◆ What you have to do ◆
Each entry is to be retyped exactly as it appears. Leave the images out.

- - -

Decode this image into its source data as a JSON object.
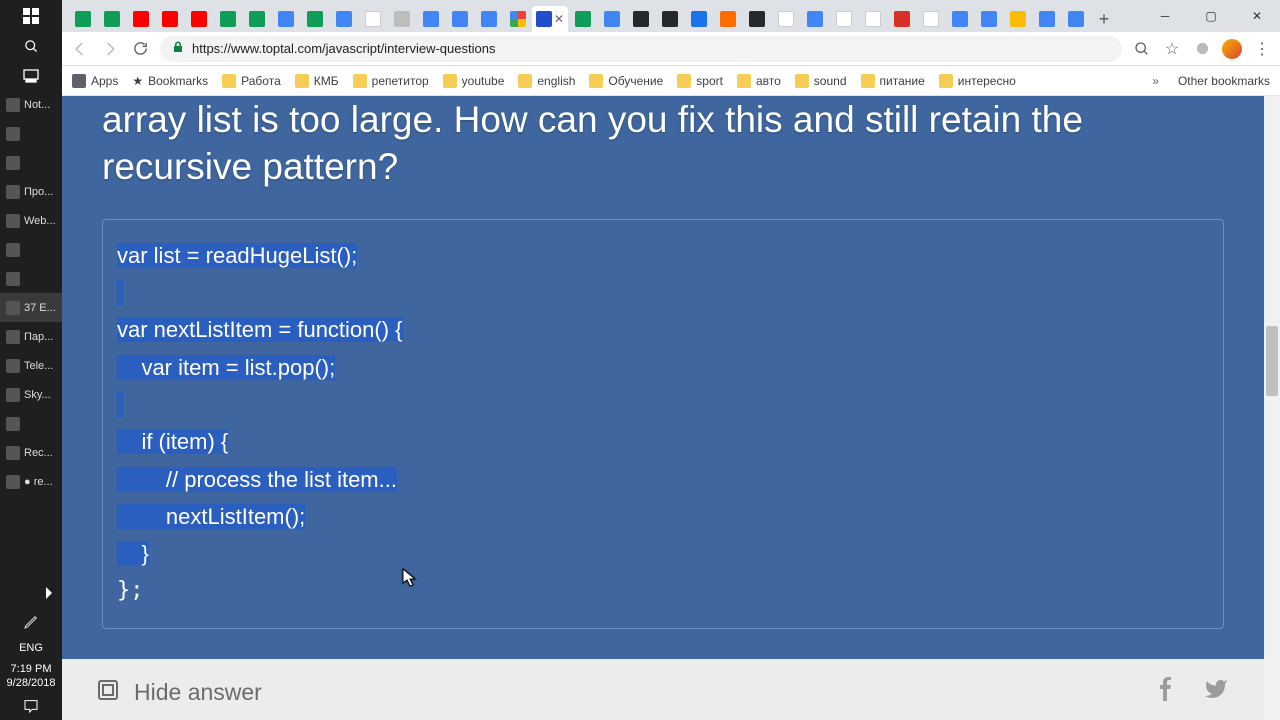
{
  "taskbar": {
    "items": [
      {
        "label": "Not..."
      },
      {
        "label": ""
      },
      {
        "label": ""
      },
      {
        "label": "Про..."
      },
      {
        "label": "Web..."
      },
      {
        "label": ""
      },
      {
        "label": ""
      },
      {
        "label": "37 E..."
      },
      {
        "label": "Пар..."
      },
      {
        "label": "Tele..."
      },
      {
        "label": "Sky..."
      },
      {
        "label": ""
      },
      {
        "label": "Rec..."
      },
      {
        "label": "● re..."
      }
    ],
    "lang": "ENG",
    "time": "7:19 PM",
    "date": "9/28/2018"
  },
  "browser": {
    "url": "https://www.toptal.com/javascript/interview-questions",
    "tabs_fav": [
      "g-sheets",
      "g-sheets",
      "yt",
      "yt",
      "yt",
      "g-sheets",
      "g-sheets",
      "g-docs",
      "g-sheets",
      "g-docs",
      "white",
      "generic",
      "g-docs",
      "g-docs",
      "g-docs",
      "google",
      "toptal",
      "g-sheets",
      "g-docs",
      "gh",
      "gh",
      "blue",
      "orange",
      "gh",
      "white",
      "g-docs",
      "white",
      "white",
      "red",
      "white",
      "g-docs",
      "g-docs",
      "drive",
      "g-docs",
      "g-docs"
    ],
    "active_tab_index": 16,
    "bookmarks_label": "Bookmarks",
    "apps_label": "Apps",
    "bookmarks": [
      "Работа",
      "КМБ",
      "репетитор",
      "youtube",
      "english",
      "Обучение",
      "sport",
      "авто",
      "sound",
      "питание",
      "интересно"
    ],
    "other_bookmarks": "Other bookmarks"
  },
  "content": {
    "question": "array list is too large. How can you fix this and still retain the recursive pattern?",
    "code_lines": [
      "var list = readHugeList();",
      "",
      "var nextListItem = function() {",
      "    var item = list.pop();",
      "",
      "    if (item) {",
      "        // process the list item...",
      "        nextListItem();",
      "    }",
      "};"
    ],
    "hide_answer": "Hide answer"
  }
}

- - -

◆ Reply to the task ◆
Decode this image into its source data as a JSON object.
{
  "taskbar": {
    "items": [
      {
        "label": "Not..."
      },
      {
        "label": ""
      },
      {
        "label": ""
      },
      {
        "label": "Про..."
      },
      {
        "label": "Web..."
      },
      {
        "label": ""
      },
      {
        "label": ""
      },
      {
        "label": "37 E..."
      },
      {
        "label": "Пар..."
      },
      {
        "label": "Tele..."
      },
      {
        "label": "Sky..."
      },
      {
        "label": ""
      },
      {
        "label": "Rec..."
      },
      {
        "label": "● re..."
      }
    ],
    "lang": "ENG",
    "time": "7:19 PM",
    "date": "9/28/2018"
  },
  "browser": {
    "url": "https://www.toptal.com/javascript/interview-questions",
    "tabs_fav": [
      "g-sheets",
      "g-sheets",
      "yt",
      "yt",
      "yt",
      "g-sheets",
      "g-sheets",
      "g-docs",
      "g-sheets",
      "g-docs",
      "white",
      "generic",
      "g-docs",
      "g-docs",
      "g-docs",
      "google",
      "toptal",
      "g-sheets",
      "g-docs",
      "gh",
      "gh",
      "blue",
      "orange",
      "gh",
      "white",
      "g-docs",
      "white",
      "white",
      "red",
      "white",
      "g-docs",
      "g-docs",
      "drive",
      "g-docs",
      "g-docs"
    ],
    "active_tab_index": 16,
    "bookmarks_label": "Bookmarks",
    "apps_label": "Apps",
    "bookmarks": [
      "Работа",
      "КМБ",
      "репетитор",
      "youtube",
      "english",
      "Обучение",
      "sport",
      "авто",
      "sound",
      "питание",
      "интересно"
    ],
    "other_bookmarks": "Other bookmarks"
  },
  "content": {
    "question": "array list is too large. How can you fix this and still retain the recursive pattern?",
    "code_lines": [
      "var list = readHugeList();",
      "",
      "var nextListItem = function() {",
      "    var item = list.pop();",
      "",
      "    if (item) {",
      "        // process the list item...",
      "        nextListItem();",
      "    }",
      "};"
    ],
    "hide_answer": "Hide answer"
  }
}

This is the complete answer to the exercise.